We were very excited today to visit Farmlet, a little family’s rural holdings. I first learned of Farmlet through Rebecca’s blog a couple of years ago when we were looking at properties in this area. I’ve enjoyed following the details of life of this rural block, so visiting the property and meeting Rebecca and Kevin Flaherty and their two boys was a extension of the affection that I’ve felt for them as I’ve followed their lives online.

Lauren and Rebecca, May 2011
It was lovely to meet Rebecca after reading her prose for so many years!

Kevin works late during the night to research and maintain his own news/analysis/conspiracies website which attracts the family’s primary income, so he was still asleep when we arrived in the late morning. Rebecca is a gracious host and showed us around Farmlet, explaining many of the practices they’re using to grow their own food and create a level of self-sufficiency.

David and Rebecca at Farmlet, May 2011
Sections of the chook run are temporarily inaccessible to the chooks and serve as the vegie gardens.

I was interested and pleased to note that Rebecca’s using the same type of system we set up at home to rotate the vegetable garden beds with a scratching/fertilising chook run. Of course, ours is on a much smaller scale, but the principle is the same.

Over the last five years, Rebecca and Kevin have learned a lot about farming practices. They’ve adjusted their expectations and changed their methods as they’ve faced the reality of their soil’s potential and the time they need for which to improve Farmlet.

Farmlet, May 2011
We loved seeing the inside of the Flahertys' shed house. We've always been fascinated with the idea of modifying a shed into a comfortable house.

Playing at Farmlet, May 2011
The girls enjoyed playing with the toys. I was impressed by how well the interior of the shed was finished.

When luchtime approached and the kids started getting hungry, we pooled resources to feed everyone. David took up his familiar position in the kitchen, turning out a plentiful supply of chappatis with tomatoes and cheese. Rebeca hadn’t thought about making chappatis before, so we were able to show her how it’s done. In turn, she introduced us to her homemade kefir and sauerkraut.

Girls eating at Farmlet, May 2011
Rebecca cut up some lovely, sweet carrots and mandarins to share for lunch. She also introduced us to her fabulous homemade sauerkraut.

David making chappatis at Farmlet, May 2011
Since we've been travelling around, David has worked in dozens of different kitchens to feed us and our hosts.

By the afternoon, Rebecca’s 3yo son Owen had warmed up enough to play with our girls. They had a terrific time on his riding toys — he and Calista pushed each other on the tricycle before they all piled into Owen’s electric car for a hoon at the top of the driveway.

3yo Calista and Owen, May 2011
The two three-year-olds were the first to connect.

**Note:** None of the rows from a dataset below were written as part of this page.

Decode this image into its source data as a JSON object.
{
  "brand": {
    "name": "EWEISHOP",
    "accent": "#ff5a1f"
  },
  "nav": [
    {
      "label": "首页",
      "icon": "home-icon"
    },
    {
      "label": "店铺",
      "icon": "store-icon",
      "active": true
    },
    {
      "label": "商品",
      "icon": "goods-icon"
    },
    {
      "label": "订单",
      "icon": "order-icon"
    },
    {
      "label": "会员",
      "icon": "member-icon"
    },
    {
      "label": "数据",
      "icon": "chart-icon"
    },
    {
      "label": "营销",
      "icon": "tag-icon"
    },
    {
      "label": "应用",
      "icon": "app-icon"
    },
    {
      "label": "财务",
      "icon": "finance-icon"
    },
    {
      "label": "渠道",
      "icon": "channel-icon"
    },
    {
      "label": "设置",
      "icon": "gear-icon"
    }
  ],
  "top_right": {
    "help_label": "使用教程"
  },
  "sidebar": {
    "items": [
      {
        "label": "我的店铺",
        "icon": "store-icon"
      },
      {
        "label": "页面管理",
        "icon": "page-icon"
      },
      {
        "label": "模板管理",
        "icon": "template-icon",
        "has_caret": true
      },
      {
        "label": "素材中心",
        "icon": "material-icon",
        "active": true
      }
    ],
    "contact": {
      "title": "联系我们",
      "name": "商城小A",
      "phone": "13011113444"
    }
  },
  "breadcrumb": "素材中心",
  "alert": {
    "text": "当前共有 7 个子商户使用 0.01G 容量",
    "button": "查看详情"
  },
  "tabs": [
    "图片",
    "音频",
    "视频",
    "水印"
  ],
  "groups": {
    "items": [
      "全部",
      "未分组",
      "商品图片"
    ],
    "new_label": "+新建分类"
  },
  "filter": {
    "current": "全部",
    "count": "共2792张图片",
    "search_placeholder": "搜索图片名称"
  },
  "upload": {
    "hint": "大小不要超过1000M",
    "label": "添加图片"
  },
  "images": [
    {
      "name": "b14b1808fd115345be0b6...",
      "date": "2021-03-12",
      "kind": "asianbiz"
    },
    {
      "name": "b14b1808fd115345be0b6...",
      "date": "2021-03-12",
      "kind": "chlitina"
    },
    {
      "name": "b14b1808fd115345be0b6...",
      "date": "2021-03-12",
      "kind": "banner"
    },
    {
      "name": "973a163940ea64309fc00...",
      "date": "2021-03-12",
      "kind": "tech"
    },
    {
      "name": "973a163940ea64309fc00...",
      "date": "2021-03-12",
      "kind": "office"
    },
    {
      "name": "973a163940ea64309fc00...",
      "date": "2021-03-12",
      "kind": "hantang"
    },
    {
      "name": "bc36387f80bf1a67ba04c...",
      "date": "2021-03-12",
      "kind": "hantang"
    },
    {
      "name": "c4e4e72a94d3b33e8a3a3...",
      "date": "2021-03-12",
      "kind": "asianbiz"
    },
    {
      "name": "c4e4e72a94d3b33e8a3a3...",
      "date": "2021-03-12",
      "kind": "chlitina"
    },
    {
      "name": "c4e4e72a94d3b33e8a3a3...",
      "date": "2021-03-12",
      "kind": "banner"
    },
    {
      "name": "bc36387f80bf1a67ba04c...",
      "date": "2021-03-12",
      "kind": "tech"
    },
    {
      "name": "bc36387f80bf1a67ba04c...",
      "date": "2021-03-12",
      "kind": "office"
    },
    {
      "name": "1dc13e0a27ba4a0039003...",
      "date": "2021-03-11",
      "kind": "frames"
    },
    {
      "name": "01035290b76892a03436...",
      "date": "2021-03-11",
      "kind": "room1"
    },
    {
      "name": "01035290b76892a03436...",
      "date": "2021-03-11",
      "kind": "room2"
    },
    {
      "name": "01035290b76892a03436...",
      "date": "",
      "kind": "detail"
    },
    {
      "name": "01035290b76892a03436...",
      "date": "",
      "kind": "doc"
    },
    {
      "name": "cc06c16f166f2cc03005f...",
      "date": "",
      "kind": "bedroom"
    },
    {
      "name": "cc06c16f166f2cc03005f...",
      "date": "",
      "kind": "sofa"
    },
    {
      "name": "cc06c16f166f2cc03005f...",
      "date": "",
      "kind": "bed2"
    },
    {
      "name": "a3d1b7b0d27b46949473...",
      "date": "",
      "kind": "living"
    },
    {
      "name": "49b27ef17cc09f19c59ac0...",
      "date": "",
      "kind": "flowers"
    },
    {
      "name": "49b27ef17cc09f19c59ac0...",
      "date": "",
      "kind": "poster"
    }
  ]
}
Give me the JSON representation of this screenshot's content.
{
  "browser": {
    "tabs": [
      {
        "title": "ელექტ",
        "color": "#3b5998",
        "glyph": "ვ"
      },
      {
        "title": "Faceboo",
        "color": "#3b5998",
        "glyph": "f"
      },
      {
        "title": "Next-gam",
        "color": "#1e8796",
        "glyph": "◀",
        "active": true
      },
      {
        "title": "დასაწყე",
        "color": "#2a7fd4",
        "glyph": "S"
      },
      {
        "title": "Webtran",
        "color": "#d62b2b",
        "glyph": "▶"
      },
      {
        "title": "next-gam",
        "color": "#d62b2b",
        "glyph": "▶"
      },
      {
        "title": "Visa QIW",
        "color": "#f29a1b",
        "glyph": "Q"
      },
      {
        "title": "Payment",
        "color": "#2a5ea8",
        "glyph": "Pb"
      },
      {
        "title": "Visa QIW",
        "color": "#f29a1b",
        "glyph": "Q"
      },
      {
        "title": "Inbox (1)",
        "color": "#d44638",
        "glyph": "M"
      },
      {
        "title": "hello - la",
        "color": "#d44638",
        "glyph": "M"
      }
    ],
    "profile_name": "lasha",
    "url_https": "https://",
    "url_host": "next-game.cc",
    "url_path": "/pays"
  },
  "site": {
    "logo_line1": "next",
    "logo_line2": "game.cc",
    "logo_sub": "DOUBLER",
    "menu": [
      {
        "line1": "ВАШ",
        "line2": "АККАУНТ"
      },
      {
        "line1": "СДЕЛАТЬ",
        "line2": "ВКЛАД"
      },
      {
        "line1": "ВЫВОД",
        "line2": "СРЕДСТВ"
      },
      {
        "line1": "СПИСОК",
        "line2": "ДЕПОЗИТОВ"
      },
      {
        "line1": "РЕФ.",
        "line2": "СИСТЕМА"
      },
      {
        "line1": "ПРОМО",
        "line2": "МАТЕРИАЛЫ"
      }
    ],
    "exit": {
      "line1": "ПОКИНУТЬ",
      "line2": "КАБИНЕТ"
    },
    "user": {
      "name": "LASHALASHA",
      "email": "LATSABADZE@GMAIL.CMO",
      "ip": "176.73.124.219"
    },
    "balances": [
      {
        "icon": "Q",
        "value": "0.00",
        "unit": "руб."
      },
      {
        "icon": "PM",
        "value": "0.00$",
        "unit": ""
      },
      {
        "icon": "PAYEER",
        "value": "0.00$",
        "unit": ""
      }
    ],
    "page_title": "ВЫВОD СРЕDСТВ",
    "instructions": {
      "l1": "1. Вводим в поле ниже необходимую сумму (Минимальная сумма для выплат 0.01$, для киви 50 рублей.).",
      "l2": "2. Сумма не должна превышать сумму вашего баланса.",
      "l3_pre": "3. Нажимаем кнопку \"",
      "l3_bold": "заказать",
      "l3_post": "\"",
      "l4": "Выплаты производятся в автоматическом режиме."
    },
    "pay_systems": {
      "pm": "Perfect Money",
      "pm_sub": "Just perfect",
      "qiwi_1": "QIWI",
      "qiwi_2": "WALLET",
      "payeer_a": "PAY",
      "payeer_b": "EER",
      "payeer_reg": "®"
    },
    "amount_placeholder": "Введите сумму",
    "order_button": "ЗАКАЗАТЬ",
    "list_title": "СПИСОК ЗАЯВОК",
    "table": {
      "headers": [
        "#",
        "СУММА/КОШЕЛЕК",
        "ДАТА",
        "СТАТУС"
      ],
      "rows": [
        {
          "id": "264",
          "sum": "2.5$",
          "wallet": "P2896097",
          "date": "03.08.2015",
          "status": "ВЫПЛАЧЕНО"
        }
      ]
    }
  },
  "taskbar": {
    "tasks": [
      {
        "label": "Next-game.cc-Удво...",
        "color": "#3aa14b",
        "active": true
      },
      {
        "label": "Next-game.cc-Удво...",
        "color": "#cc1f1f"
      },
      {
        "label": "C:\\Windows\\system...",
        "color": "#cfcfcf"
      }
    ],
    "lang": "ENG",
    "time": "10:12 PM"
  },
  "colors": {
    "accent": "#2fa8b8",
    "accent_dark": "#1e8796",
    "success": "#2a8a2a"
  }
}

Owen with Calista, Brioni and Aisha, May 2011
The kids thought riding in the car was hilarious! I can see a future when Owen ends up with a trio of laughing young women in his real Jeep!

Before we left, we had a chance to meet Kevin who emerged from the bedroom briefly before going back to work in his home office. He puts industrial ear mufflers over his ears to block out the domestic noises when he needs to concentrate.

After leaving Farmlet, we were thankful that we could go and see what the Flahertys’ real life situation was like when compared to their online presence. I often wonder how much the whole picture of who we are is received and understood by our readers. The fullness of how wonderful and exciting our adventures and relationships are is difficult to convey, but I endeavour to do that here on this blog!